The DCIA believes that the Federal Communications Commission (FCC) exceeded its authority and acted without proper Congressional approval by promulgating net neutrality regulations that took effect last year after being narrowly passed by a 3-2 vote in December 2010.
The Court of Appeals for the DC Circuit previously ruled in a case involving Comcast that the FCC lacked authorization to regulate broadband, which is currently considered an information service rather than a telecommunications service.
Instead of proceeding with caution after the court ruling, the Commission moved ahead with its open Internet order, considered by many at the time to be a “reckless power grab,” imposing additional restrictions and discriminating between wireline and wireless access providers, while excluding major portals, app store operators, search engines, and others.
The FCC’s regulations also require broadband Internet providers to disclose information about their network management practices, which in itself could be an important component of a more fully developed and properly sanctioned program to ensure transparency.
The two operators originally filed suit against the Commission’s rules in early 2011, only to have their complaint dismissed on a technicality.
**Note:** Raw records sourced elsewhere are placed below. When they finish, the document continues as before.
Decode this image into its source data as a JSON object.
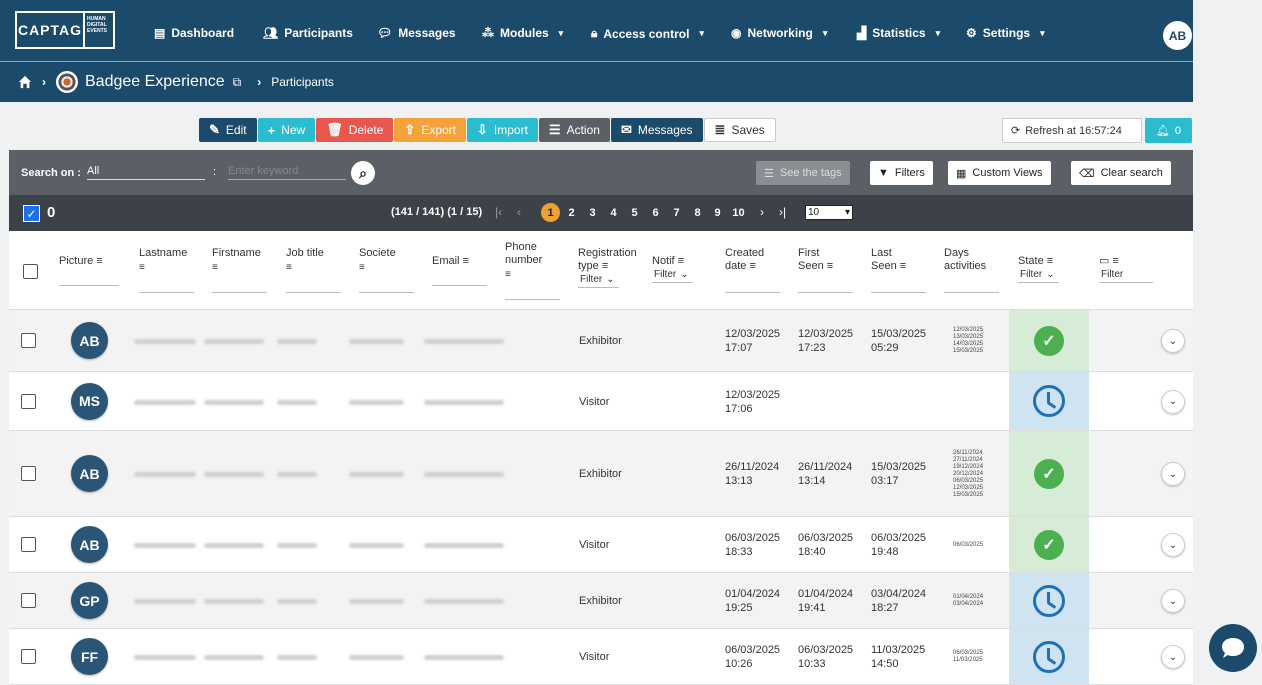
{
  "logo": {
    "main": "CAPTAG",
    "sub1": "HUMAN",
    "sub2": "DIGITAL",
    "sub3": "EVENTS"
  },
  "nav": [
    {
      "label": "Dashboard",
      "icon": "dashboard-icon"
    },
    {
      "label": "Participants",
      "icon": "users-icon"
    },
    {
      "label": "Messages",
      "icon": "chat-icon"
    },
    {
      "label": "Modules",
      "icon": "modules-icon"
    },
    {
      "label": "Access control",
      "icon": "lock-icon"
    },
    {
      "label": "Networking",
      "icon": "location-icon"
    },
    {
      "label": "Statistics",
      "icon": "chart-icon"
    },
    {
      "label": "Settings",
      "icon": "gear-icon"
    }
  ],
  "user": {
    "initials": "AB"
  },
  "breadcrumb": {
    "event": "Badgee Experience",
    "page": "Participants"
  },
  "toolbar": {
    "edit": "Edit",
    "new": "New",
    "delete": "Delete",
    "export": "Export",
    "import": "Import",
    "action": "Action",
    "messages": "Messages",
    "saves": "Saves"
  },
  "refresh": {
    "label": "Refresh at 16:57:24"
  },
  "notifications": {
    "count": "0"
  },
  "search": {
    "label": "Search on :",
    "field": "All",
    "colon": ":",
    "placeholder": "Enter keyword"
  },
  "search_buttons": {
    "tags": "See the tags",
    "filters": "Filters",
    "views": "Custom Views",
    "clear": "Clear search"
  },
  "pager": {
    "selected": "0",
    "info": "(141 / 141) (1 / 15)",
    "pages": [
      "1",
      "2",
      "3",
      "4",
      "5",
      "6",
      "7",
      "8",
      "9",
      "10"
    ],
    "per_page": "10"
  },
  "columns": {
    "picture": "Picture",
    "lastname": "Lastname",
    "firstname": "Firstname",
    "jobtitle": "Job title",
    "societe": "Societe",
    "email": "Email",
    "phone1": "Phone",
    "phone2": "number",
    "regtype1": "Registration",
    "regtype2": "type",
    "notif": "Notif",
    "created1": "Created",
    "created2": "date",
    "first1": "First",
    "first2": "Seen",
    "last1": "Last",
    "last2": "Seen",
    "days1": "Days",
    "days2": "activities",
    "state": "State",
    "filter": "Filter"
  },
  "rows": [
    {
      "initials": "AB",
      "type": "Exhibitor",
      "created": [
        "12/03/2025",
        "17:07"
      ],
      "first": [
        "12/03/2025",
        "17:23"
      ],
      "last": [
        "15/03/2025",
        "05:29"
      ],
      "days": [
        "12/03/2025",
        "13/03/2025",
        "14/03/2025",
        "15/03/2025"
      ],
      "state": "ok"
    },
    {
      "initials": "MS",
      "type": "Visitor",
      "created": [
        "12/03/2025",
        "17:06"
      ],
      "first": [
        "",
        ""
      ],
      "last": [
        "",
        ""
      ],
      "days": [],
      "state": "wait"
    },
    {
      "initials": "AB",
      "type": "Exhibitor",
      "created": [
        "26/11/2024",
        "13:13"
      ],
      "first": [
        "26/11/2024",
        "13:14"
      ],
      "last": [
        "15/03/2025",
        "03:17"
      ],
      "days": [
        "26/11/2024",
        "27/11/2024",
        "19/12/2024",
        "20/12/2024",
        "06/03/2025",
        "12/03/2025",
        "15/03/2025"
      ],
      "state": "ok"
    },
    {
      "initials": "AB",
      "type": "Visitor",
      "created": [
        "06/03/2025",
        "18:33"
      ],
      "first": [
        "06/03/2025",
        "18:40"
      ],
      "last": [
        "06/03/2025",
        "19:48"
      ],
      "days": [
        "06/03/2025"
      ],
      "state": "ok"
    },
    {
      "initials": "GP",
      "type": "Exhibitor",
      "created": [
        "01/04/2024",
        "19:25"
      ],
      "first": [
        "01/04/2024",
        "19:41"
      ],
      "last": [
        "03/04/2024",
        "18:27"
      ],
      "days": [
        "01/04/2024",
        "03/04/2024"
      ],
      "state": "wait"
    },
    {
      "initials": "FF",
      "type": "Visitor",
      "created": [
        "06/03/2025",
        "10:26"
      ],
      "first": [
        "06/03/2025",
        "10:33"
      ],
      "last": [
        "11/03/2025",
        "14:50"
      ],
      "days": [
        "06/03/2025",
        "11/03/2025"
      ],
      "state": "wait"
    }
  ],
  "colors": {
    "header": "#1c4a6b",
    "edit": "#1c4a6b",
    "new": "#2bbcd0",
    "delete": "#e8574d",
    "export": "#f5a23a",
    "import": "#2bbcd0",
    "action": "#5a6066",
    "messages": "#1c4a6b",
    "ok": "#4caf50",
    "pending": "#1a73b8",
    "current_page": "#f0a030"
  }
}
The suit was re-filed, and in March the court allowed the challenge to proceed after dismissing the FCC’s request for a delay.
The companies argue that the rules should be vacated because they conflict with the Communications Act, are outside the FCC’s authority, and violate constitutional rights.
In a more difficult argument, the telecoms’ appellate brief also contends that the regulations violate their free speech rights because they strip providers of control over what they transmit and how they transmit it, and compel carriage without compensation.
Their point is that other major gatekeepers to Internet-based content are excluded from this anti-discrimination requirement. Whether others should be included, or whether there should be different standards for different participants in the web ecosystem remains an unanswered but important issue at this juncture.
This also opens a more complex set of considerations, including placement of liability for copyright infringement and the question of censorship, which need far more discussion in the context of an acceptable regulatory process.
In addition, the concerns voiced by both independent (as opposed to carrier-owned) content providers and public advocacy groups regarding fair and equitable treatment of Internet data remain unanswered.
From the DCIA’s perspective, which is focused on commercial advancement of distributed computing over the Internet and other networks, the FCC’s movements here have been in no way beneficial.
Without a more comprehensive approach, too much marketplace uncertainty remains, and private sector interests and the public at large would be better served by vacating the Commission’s current rules.
The FCC’s regulations, which ban all Internet access providers from blocking sites or competing applications and impose greater restrictions on those that do so through wireline networks, may have been well intended, but were clearly premature and incomplete. The basic problem, as noted above (and at the time it was issued) is that the FCC’s order imposes classic common-carrier obligations on broadband providers, which is prohibited by the Communications Act.
Further complicating this issue, the advocacy group Free Press, which also sued the FCC contending that it acted arbitrarily in adopting different standards for wireless and wireline providers, this week withdrew its lawsuit rather than file a brief in the case.
The group isn’t satisfied with the neutrality regulations, but decided to drop the litigation; which it was pursuing in order to improve the rules and not contest the FCC’s authority or basis for imposing them.
Free Press and a coalition of more than 100 organizations, academics, start-up founders, and tech innovators instead launched the Declaration of Internet Freedom — five principles outlining the basic freedoms that all Internet users should enjoy. This effort is meant to spark a passionate, global discussion among Internet users and communities about the Internet and our role in protecting it.
What is needed is a complete reworking on the now outdated Communications Act in light of today’s Internet and the business realities of providing access and fostering continued investment and innovation.
If the court simply overturns the FCC’s regulations, wireless and broadband Internet providers could be allowed to block online content and competing services, and that would not be a good thing. And the potential for consumer net users and digital content providers to benefit from more advanced and flexible services could be curtailed if the court doesn’t do so, and that would be bad, too.
The FCC’s response to the telecoms’ brief is due in September. Meanwhile, if you agree that Expression, Access, Openness, Innovation, and Privacy are principles that should be secured for the Internet globally, please sign the Declaration of Internet Freedom. Share wisely, and take care.